In the same year, the McLoughlin took his first vacation away from the Columbia River since he had arrived there in 1824. He went straight to London to lay before his chiefs his plans for the extension of Hudson’s Bay activities. In addition to obtaining permission to trade into Russian Alaska, with Russian consent, he was also authorized to make settlements south of Puget Sound, as a means of reinforcing Britain’s claim to the territory that is now the State of Washington.
In May 1840, not long after McLoughlin’s return to his post, Jason Lee reappeared, by way of the sea, at the head of a party of 52 persons. When the doctor asked why they had come, Lee assured him that they were to work in the mission. Not long after this, however, it became quite apparent that many were interested in settlement rather than in missionary work. Long afterward the McLoughlin was to learn that Lee on his trip east had traveled widely on lecture tours, mixing his discussion of Indian needs with large doses of propaganda on the desirability of Oregon as a place of settlement. No professional imperialist could have been more enthusiastic than Lee about the justness of seizing Oregon for the United States. Lee’s speeches and the journal of his travels, published in 1838, did much to spread the Oregon fever. The question of the ethical propriety of Lee s imperialistic activities has provided meat for decades of argument. He had accepted much help from Dr. McLoughlin in establishing his mission, with full knowledge that McLoughlin would have opposed him if his announced purpose had been commercial or imperialistic. To Lee, McLoughlin was merely a symbol representing Britain, which the average American believed should be outwitted by fair means or foul.

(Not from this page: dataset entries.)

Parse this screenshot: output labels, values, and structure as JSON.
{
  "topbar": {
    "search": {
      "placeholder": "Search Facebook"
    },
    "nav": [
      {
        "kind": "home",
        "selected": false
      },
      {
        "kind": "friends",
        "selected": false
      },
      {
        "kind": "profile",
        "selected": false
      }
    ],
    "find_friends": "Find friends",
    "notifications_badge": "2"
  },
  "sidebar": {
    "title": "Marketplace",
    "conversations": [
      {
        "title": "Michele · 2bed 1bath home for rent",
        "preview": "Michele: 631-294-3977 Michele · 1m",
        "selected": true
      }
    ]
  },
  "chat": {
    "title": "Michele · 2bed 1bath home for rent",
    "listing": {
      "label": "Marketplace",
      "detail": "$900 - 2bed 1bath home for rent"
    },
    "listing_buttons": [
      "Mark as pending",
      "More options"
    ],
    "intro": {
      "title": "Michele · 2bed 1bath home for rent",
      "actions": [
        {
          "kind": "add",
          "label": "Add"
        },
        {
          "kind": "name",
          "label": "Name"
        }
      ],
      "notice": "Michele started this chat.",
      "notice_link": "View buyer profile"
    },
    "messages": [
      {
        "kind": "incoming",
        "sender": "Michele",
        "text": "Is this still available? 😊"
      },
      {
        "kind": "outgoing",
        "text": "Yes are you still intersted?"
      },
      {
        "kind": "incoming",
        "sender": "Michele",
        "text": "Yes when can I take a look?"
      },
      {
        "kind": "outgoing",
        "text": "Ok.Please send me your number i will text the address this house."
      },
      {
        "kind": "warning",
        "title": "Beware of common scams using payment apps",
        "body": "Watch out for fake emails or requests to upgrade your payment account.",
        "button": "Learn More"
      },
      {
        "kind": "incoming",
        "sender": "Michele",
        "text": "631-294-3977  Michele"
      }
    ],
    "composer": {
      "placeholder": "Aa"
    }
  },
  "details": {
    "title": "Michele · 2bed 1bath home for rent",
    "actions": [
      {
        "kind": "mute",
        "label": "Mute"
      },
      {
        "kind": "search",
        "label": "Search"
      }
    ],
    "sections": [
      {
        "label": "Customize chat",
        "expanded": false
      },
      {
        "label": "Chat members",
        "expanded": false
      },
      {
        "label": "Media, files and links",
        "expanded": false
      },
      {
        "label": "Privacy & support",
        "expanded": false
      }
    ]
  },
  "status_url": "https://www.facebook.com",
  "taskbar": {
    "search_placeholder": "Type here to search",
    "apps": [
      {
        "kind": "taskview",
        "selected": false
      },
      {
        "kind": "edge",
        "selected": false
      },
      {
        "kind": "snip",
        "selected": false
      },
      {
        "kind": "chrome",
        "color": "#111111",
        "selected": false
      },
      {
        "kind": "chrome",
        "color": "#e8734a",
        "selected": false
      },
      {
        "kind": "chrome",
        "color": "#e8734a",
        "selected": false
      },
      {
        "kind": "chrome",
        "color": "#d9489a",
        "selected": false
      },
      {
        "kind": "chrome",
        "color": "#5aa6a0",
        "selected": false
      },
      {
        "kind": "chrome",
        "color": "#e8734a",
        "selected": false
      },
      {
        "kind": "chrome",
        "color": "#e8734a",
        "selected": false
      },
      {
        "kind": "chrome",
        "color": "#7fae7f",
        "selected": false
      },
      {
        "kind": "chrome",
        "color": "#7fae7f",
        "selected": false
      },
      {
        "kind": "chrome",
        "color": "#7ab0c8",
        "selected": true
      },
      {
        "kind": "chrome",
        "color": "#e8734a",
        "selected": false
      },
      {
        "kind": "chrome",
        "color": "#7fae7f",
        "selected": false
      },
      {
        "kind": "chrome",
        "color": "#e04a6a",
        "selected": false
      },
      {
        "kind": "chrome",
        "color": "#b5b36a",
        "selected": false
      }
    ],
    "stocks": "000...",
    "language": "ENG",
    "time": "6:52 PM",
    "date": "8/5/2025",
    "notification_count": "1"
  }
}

Less easily condoned was the act of the Reverend Mr. Waller, who deliberately pre-empted land by the Falls of the Willamette River that McLoughlin had taken possession of in 1830 and where he had blasted out a millrace. McLoughlin gave notice of the claim when Waller started to build but permitted the Methodist as a tenant to erect a small building, even giving him some lumber. Later Waller and others ignored the doctor’s claim entirely and did all in their power to take from him the spot to which he had planned to retire.